“This is truly one of the greatest if not the greatest tragedy that California has ever faced,” said California Gov. Jerry Brown earlier this month. “The devastation is just unbelievable, it’s a horror that no one could have imagined.”
That’s not a politician’s hyperbole, as the thousands of people displaced by those fires
know too well. Now that the fires have been almost completely contained and the extent of the damage has become clearer, here’s an update, by the numbers:
- More than 160,000 acres—or 250 square miles—have burned in Sonoma, Napa, and Solano counties, just north of San Francisco. Another 36,000 acres have burned farther north in Mendocino county. The fires are still not 100 percent contained.
- Forty-two people have died across Northern California, including 23 in Sonoma County alone. All together, the Northern California fires are the deadliest in the state’s history. (The second-deadliest was the 1933 Griffith Park fire, followed by the wildfire in the Oakland hills in 1991.)
- As of last week, dozens of people were still missing.
- Some 8,400 structures have been destroyed, according to Cal Fire, the state’s wildfire-fighting agency. Eight insurers reported to the California insurance commissioner that about 5,500 homes were completely destroyed, with an additional 4,000 partially burned. Santa Rosa alone lost 3,000 homes to the fast-spreading Tubbs fire, a fact worsened by the Bay Area’s already dire housing crisis. Those who can afford to rebuild their homes face a labor shortage and steep labor costs.
- Last week, the commissioner estimated that losses totaled more than $1 billion, with that figure expected to rise.
- Nearly 500,000 acres have scorched California so far this year—twice as many acres as last year. Since October, Cal Fire has battled 250 new wildfires.
- At the fires’ peak, 11,000 firefighters across the state—including 3,800 inmate volunteers from the California Department of Corrections and Rehabilitation—battled the flames.

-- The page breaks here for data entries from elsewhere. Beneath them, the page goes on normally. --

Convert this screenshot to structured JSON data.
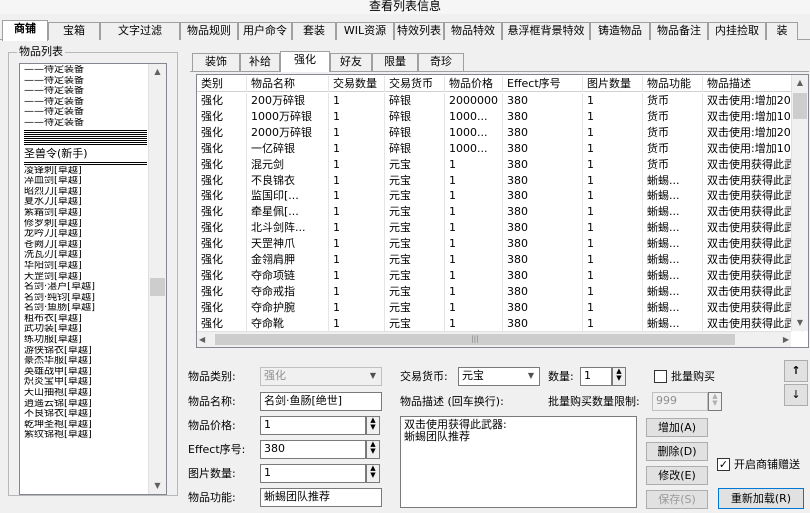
{
  "window": {
    "title": "查看列表信息"
  },
  "tabs": [
    "商铺",
    "宝箱",
    "文字过滤",
    "物品规则",
    "用户命令",
    "套装",
    "WIL资源",
    "特效列表",
    "物品特效",
    "悬浮框背景特效",
    "铸造物品",
    "物品备注",
    "内挂捡取",
    "装"
  ],
  "active_tab": 0,
  "item_list": {
    "title": "物品列表",
    "items": [
      "——待定装备",
      "——待定装备",
      "——待定装备",
      "——待定装备",
      "——待定装备",
      "——待定装备",
      "—",
      "—",
      "—",
      "—",
      "圣兽令(新手)",
      "—",
      "凌锋刺[卓越]",
      "淬血剑[卓越]",
      "昭烈刀[卓越]",
      "夏水刀[卓越]",
      "紫霜剑[卓越]",
      "修罗刺[卓越]",
      "龙吟刀[卓越]",
      "苍阙刀[卓越]",
      "洗瓦刃[卓越]",
      "华阳剑[卓越]",
      "天罡剑[卓越]",
      "名剑·湛卢[卓越]",
      "名剑·纯钧[卓越]",
      "名剑·鱼肠[卓越]",
      "粗布衣[卓越]",
      "武功装[卓越]",
      "练功服[卓越]",
      "游侠锦衣[卓越]",
      "豪杰华服[卓越]",
      "英雄战甲[卓越]",
      "炽炎宝甲[卓越]",
      "天山抽袍[卓越]",
      "逍遥云锦[卓越]",
      "不良锦衣[卓越]",
      "乾坤圣袍[卓越]",
      "紫纹锦袍[卓越]"
    ]
  },
  "sub_tabs": [
    "装饰",
    "补给",
    "强化",
    "好友",
    "限量",
    "奇珍"
  ],
  "active_sub_tab": 2,
  "table": {
    "columns": [
      "类别",
      "物品名称",
      "交易数量",
      "交易货币",
      "物品价格",
      "Effect序号",
      "图片数量",
      "物品功能",
      "物品描述"
    ],
    "rows": [
      [
        "强化",
        "200万碎银",
        "1",
        "碎银",
        "2000000",
        "380",
        "1",
        "货币",
        "双击使用:增加20"
      ],
      [
        "强化",
        "1000万碎银",
        "1",
        "碎银",
        "1000...",
        "380",
        "1",
        "货币",
        "双击使用:增加10"
      ],
      [
        "强化",
        "2000万碎银",
        "1",
        "碎银",
        "1000...",
        "380",
        "1",
        "货币",
        "双击使用:增加20"
      ],
      [
        "强化",
        "一亿碎银",
        "1",
        "碎银",
        "1000...",
        "380",
        "1",
        "货币",
        "双击使用:增加10"
      ],
      [
        "强化",
        "混元剑",
        "1",
        "元宝",
        "1",
        "380",
        "1",
        "货币",
        "双击使用获得此武"
      ],
      [
        "强化",
        "不良锦衣",
        "1",
        "元宝",
        "1",
        "380",
        "1",
        "蜥蜴...",
        "双击使用获得此武"
      ],
      [
        "强化",
        "监国印[...",
        "1",
        "元宝",
        "1",
        "380",
        "1",
        "蜥蜴...",
        "双击使用获得此武"
      ],
      [
        "强化",
        "牵星佩[...",
        "1",
        "元宝",
        "1",
        "380",
        "1",
        "蜥蜴...",
        "双击使用获得此武"
      ],
      [
        "强化",
        "北斗剑阵...",
        "1",
        "元宝",
        "1",
        "380",
        "1",
        "蜥蜴...",
        "双击使用获得此武"
      ],
      [
        "强化",
        "天罡神爪",
        "1",
        "元宝",
        "1",
        "380",
        "1",
        "蜥蜴...",
        "双击使用获得此武"
      ],
      [
        "强化",
        "金翎肩胛",
        "1",
        "元宝",
        "1",
        "380",
        "1",
        "蜥蜴...",
        "双击使用获得此武"
      ],
      [
        "强化",
        "夺命项链",
        "1",
        "元宝",
        "1",
        "380",
        "1",
        "蜥蜴...",
        "双击使用获得此武"
      ],
      [
        "强化",
        "夺命戒指",
        "1",
        "元宝",
        "1",
        "380",
        "1",
        "蜥蜴...",
        "双击使用获得此武"
      ],
      [
        "强化",
        "夺命护腕",
        "1",
        "元宝",
        "1",
        "380",
        "1",
        "蜥蜴...",
        "双击使用获得此武"
      ],
      [
        "强化",
        "夺命靴",
        "1",
        "元宝",
        "1",
        "380",
        "1",
        "蜥蜴...",
        "双击使用获得此武"
      ]
    ]
  },
  "form": {
    "category_label": "物品类别:",
    "category_value": "强化",
    "name_label": "物品名称:",
    "name_value": "名剑·鱼肠[绝世]",
    "price_label": "物品价格:",
    "price_value": "1",
    "effect_label": "Effect序号:",
    "effect_value": "380",
    "image_label": "图片数量:",
    "image_value": "1",
    "function_label": "物品功能:",
    "function_value": "蜥蜴团队推荐",
    "currency_label": "交易货币:",
    "currency_value": "元宝",
    "quantity_label": "数量:",
    "quantity_value": "1",
    "bulk_label": "批量购买",
    "desc_label": "物品描述 (回车换行):",
    "bulk_limit_label": "批量购买数量限制:",
    "bulk_limit_value": "999",
    "desc_lines": [
      "双击使用获得此武器:",
      "蜥蜴团队推荐"
    ],
    "gift_label": "开启商铺赠送"
  },
  "buttons": {
    "add": "增加(A)",
    "delete": "删除(D)",
    "modify": "修改(E)",
    "save": "保存(S)",
    "reload": "重新加载(R)",
    "up": "↑",
    "down": "↓"
  }
}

Firefighters would work anywhere from 24 to 80 straight hours, dousing active fires and chopping down trees and brush to prevent their spread. About 4,300 remain on the frontlines.

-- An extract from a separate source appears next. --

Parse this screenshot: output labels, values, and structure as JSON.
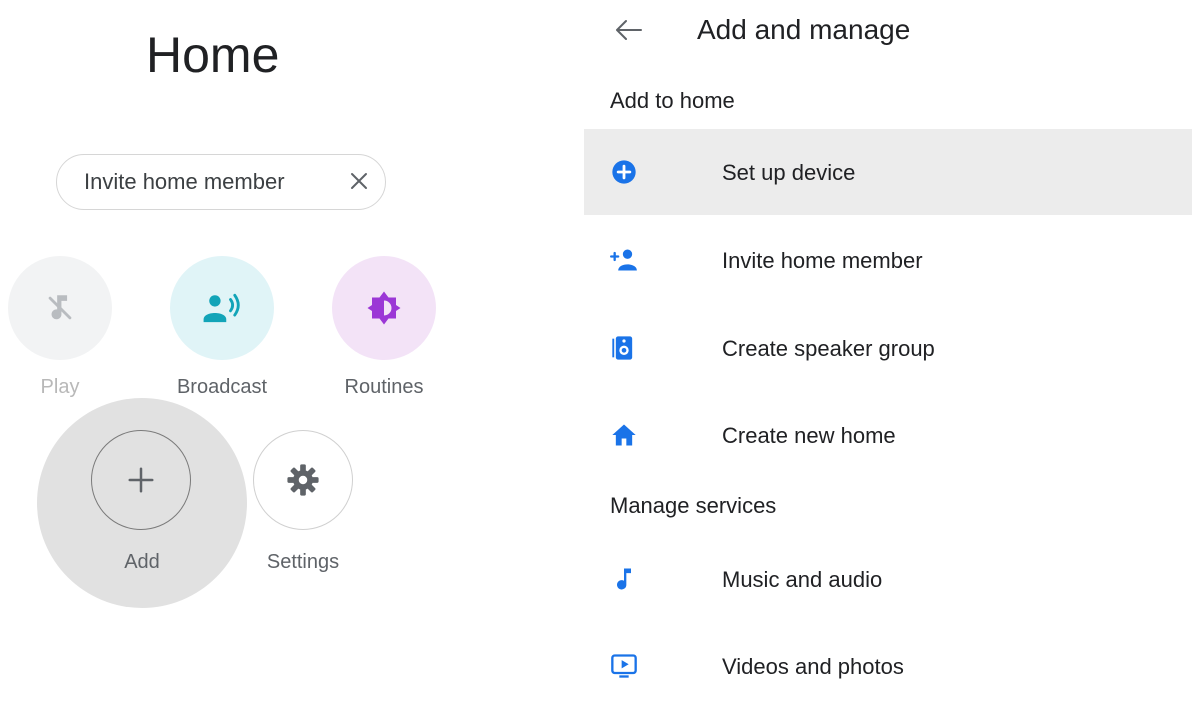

- At least two dozen wineries in Napa, Sonoma, and Mendocino counties have been partly or fully destroyed. While some vineyards have been able to finish out the harvest season, those most affected may take five years to grow back their vines. Wineries are the backbone of the region’s tourism industry; visitors spent $1.92 billion last year.